The AFL-CIO is hosting a conference in Washington today that will consider the critically low number of workers in unions and boosting up benefits. Jeremy Hobson reports on what unions need to regain traction.
There was a certain beauty to today's unemployment report. The economy added almost 100,000 new jobs last month and you could interpret the numbers just about any way you wanted -- good, bad, or none of the above. Steve Tripoli reports.
To make up for a shortage of mathmaticians and computer scientists in the U.S., many companies turn to outsourcing. But Dan Grech reports the congressional limit on work visas might also be pushing out innovation.
The good news is that there are fewer reported lay-offs for 2007 than the previous year. The bad news is there are also fewer new jobs being created. So what does this mean for the economy overall? Dan Grech has more.
To give the elves an extra hand, or maybe just to boost their reputations, CEOs of big retailers have been joining the ranks with their staff, answering phones and working the floors. Stacey Vanek-Smith reports.
The unemployment rate in Europe is at a record low, but consumers aren't exactly giddy about the economy.

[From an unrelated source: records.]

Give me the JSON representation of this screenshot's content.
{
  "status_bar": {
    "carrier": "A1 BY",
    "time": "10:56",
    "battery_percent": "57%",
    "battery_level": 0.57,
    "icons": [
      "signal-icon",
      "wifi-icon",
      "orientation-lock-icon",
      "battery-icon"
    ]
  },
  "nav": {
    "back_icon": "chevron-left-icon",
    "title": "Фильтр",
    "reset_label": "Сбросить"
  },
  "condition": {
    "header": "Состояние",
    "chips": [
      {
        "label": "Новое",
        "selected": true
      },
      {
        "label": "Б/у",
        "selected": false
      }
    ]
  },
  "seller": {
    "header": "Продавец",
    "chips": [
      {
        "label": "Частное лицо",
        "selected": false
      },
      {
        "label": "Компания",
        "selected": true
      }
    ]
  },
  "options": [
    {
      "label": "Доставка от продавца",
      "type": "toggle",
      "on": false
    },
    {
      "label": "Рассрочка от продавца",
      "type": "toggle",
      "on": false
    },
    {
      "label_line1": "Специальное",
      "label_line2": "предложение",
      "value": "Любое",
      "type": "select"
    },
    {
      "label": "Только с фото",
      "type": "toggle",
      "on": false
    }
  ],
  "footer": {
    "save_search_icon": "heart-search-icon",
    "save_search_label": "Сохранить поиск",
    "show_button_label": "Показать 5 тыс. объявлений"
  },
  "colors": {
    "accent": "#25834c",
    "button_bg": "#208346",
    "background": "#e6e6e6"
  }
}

Scott Jagow talks to European correspondent Megan Williams about the factors involved in consumers' current mood.
A quarter of a million miners are set to walk off the job in South Africa on Tuesday to call attention to unsafe working conditions. Mining has been part of the country's fabric for more than a century, but little attention has been paid to the human costs. Gretchen Wilson reports.
Irish Prime Minister Bertie Ahern's new raise makes a higher-earning political leader than the U.S. president. Stephen Beard reports that with Ireland heading towards a recession, his inflated income has pretty bad timing.
A thousand migrant farm workers in Miami are marching to Burger King headquarters to protest the fast-food giant's refusal to give them a penny more per pound of tomatoes. Dan Grech reports their last raise was three decades ago.